→ WHAT YOU NEED TO DO: Return each of the entries below precisely as it appears.
━━━━━━━━━━━━━━━━━━━━
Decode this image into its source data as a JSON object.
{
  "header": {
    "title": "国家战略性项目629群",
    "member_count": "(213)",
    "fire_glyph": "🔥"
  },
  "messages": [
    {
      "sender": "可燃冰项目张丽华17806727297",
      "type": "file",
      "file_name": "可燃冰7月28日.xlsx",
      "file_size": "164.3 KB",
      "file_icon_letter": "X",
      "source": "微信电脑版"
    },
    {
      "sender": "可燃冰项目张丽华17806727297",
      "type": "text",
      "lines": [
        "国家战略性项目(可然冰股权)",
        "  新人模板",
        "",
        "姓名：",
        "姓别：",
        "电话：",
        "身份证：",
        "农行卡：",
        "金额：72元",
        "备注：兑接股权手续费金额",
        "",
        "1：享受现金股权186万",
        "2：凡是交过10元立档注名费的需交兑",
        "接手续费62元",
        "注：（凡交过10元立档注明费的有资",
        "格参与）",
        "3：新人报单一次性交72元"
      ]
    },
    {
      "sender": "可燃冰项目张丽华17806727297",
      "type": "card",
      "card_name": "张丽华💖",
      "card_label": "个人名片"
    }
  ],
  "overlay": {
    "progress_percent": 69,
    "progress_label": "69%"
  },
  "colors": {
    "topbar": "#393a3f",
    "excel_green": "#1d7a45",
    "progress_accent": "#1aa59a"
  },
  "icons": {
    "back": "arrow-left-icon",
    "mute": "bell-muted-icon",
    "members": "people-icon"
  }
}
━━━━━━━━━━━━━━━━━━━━
→ RESULT FOR THIS EXERCISE:
Decode this image into its source data as a JSON object.
{
  "header": {
    "title": "国家战略性项目629群",
    "member_count": "(213)",
    "fire_glyph": "🔥"
  },
  "messages": [
    {
      "sender": "可燃冰项目张丽华17806727297",
      "type": "file",
      "file_name": "可燃冰7月28日.xlsx",
      "file_size": "164.3 KB",
      "file_icon_letter": "X",
      "source": "微信电脑版"
    },
    {
      "sender": "可燃冰项目张丽华17806727297",
      "type": "text",
      "lines": [
        "国家战略性项目(可然冰股权)",
        "  新人模板",
        "",
        "姓名：",
        "姓别：",
        "电话：",
        "身份证：",
        "农行卡：",
        "金额：72元",
        "备注：兑接股权手续费金额",
        "",
        "1：享受现金股权186万",
        "2：凡是交过10元立档注名费的需交兑",
        "接手续费62元",
        "注：（凡交过10元立档注明费的有资",
        "格参与）",
        "3：新人报单一次性交72元"
      ]
    },
    {
      "sender": "可燃冰项目张丽华17806727297",
      "type": "card",
      "card_name": "张丽华💖",
      "card_label": "个人名片"
    }
  ],
  "overlay": {
    "progress_percent": 69,
    "progress_label": "69%"
  },
  "colors": {
    "topbar": "#393a3f",
    "excel_green": "#1d7a45",
    "progress_accent": "#1aa59a"
  },
  "icons": {
    "back": "arrow-left-icon",
    "mute": "bell-muted-icon",
    "members": "people-icon"
  }
}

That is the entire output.